One decision that seems to be the easiest for Nowak to make is including Jozy Altidore in the lineup. Altidore came in late in the second half, but in his short time on the field he proved to be a handful for Japan. While Brian McBride probably isn't worn out from the Japan match, he could come off the bench and thus get some rest for the U.S. team's final group match against Nigeria. It just seems unlikely that we will see McBride and Altidore playing together, unless Nowak decides to bench Adu.
That is just one of several tough decisions Nowak will have to make before Sunday's match against the Netherlands. He knows it will take a much better performance against the Dutch to notch three points.

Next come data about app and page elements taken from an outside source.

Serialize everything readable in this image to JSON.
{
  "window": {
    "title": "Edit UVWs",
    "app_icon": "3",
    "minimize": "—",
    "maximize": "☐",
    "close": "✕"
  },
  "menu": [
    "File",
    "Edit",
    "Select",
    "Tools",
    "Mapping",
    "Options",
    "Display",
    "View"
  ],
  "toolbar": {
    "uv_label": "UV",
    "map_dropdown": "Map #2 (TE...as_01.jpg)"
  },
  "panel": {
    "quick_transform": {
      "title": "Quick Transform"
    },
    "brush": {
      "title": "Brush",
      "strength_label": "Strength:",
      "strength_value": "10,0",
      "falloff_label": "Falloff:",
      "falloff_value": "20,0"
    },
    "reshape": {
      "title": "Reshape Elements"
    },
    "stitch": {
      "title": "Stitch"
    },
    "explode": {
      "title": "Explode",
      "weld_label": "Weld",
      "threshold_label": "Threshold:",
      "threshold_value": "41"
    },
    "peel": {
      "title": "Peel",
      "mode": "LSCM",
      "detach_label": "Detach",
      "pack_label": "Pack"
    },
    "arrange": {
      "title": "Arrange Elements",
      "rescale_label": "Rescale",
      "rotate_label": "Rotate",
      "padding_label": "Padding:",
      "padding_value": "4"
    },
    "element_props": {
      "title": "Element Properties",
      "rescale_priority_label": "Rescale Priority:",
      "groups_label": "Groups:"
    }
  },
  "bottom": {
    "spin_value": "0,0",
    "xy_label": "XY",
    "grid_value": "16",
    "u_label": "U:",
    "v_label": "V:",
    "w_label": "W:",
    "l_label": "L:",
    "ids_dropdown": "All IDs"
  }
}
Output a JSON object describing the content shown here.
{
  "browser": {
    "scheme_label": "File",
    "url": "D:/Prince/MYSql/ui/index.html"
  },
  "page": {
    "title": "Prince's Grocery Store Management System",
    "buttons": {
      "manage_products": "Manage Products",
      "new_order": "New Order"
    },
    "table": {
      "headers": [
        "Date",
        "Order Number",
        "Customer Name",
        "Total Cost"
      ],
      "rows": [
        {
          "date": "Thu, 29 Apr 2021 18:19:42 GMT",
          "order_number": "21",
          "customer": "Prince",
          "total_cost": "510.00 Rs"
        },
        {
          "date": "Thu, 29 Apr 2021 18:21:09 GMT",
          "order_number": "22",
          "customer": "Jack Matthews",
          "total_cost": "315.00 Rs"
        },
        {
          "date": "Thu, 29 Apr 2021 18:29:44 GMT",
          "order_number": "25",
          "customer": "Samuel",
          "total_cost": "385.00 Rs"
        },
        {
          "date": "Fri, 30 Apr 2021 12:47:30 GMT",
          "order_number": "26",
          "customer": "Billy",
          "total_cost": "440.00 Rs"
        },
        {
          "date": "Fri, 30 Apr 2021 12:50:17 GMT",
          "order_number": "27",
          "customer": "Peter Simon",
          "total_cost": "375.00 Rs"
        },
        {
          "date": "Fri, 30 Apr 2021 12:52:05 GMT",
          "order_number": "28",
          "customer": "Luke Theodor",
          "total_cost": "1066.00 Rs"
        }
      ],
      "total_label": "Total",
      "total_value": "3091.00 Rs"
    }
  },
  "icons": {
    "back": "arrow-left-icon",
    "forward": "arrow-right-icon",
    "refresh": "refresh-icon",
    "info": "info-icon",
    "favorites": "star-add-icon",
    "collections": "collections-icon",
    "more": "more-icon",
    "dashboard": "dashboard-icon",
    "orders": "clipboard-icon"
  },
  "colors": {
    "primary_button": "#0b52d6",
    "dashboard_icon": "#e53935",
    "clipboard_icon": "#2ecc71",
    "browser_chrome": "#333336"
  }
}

If the Americans play against the Dutch the way they played against Japan, they will be in for a very long day.
The missing USA crest explained
If you were watching the U.S. Olympic team play and felt like something was missing, it's because something was.
The U.S. Soccer crest that is emblazoned on every U.S. national team uniform was not on the U.S. Olympic team jersey of the men's or the women's teams for their opening matches. The reason? According to a U.S. Soccer official, the International Olympic Committee does not allow national governing bodies to include their crests on their uniforms during the Olympics.
If you have seen other teams with crests, such as the Brazilian national team, it is because the national federations for those countries have ignored the IOC mandate and are subject to fines by the IOC.
Ives Galarcep covers MLS for ESPNsoccernet. He is a writer and columnist for the Herald News (N.J.) and writes a blog, Soccer By Ives. He can be reached at Ivespn79@aol.com.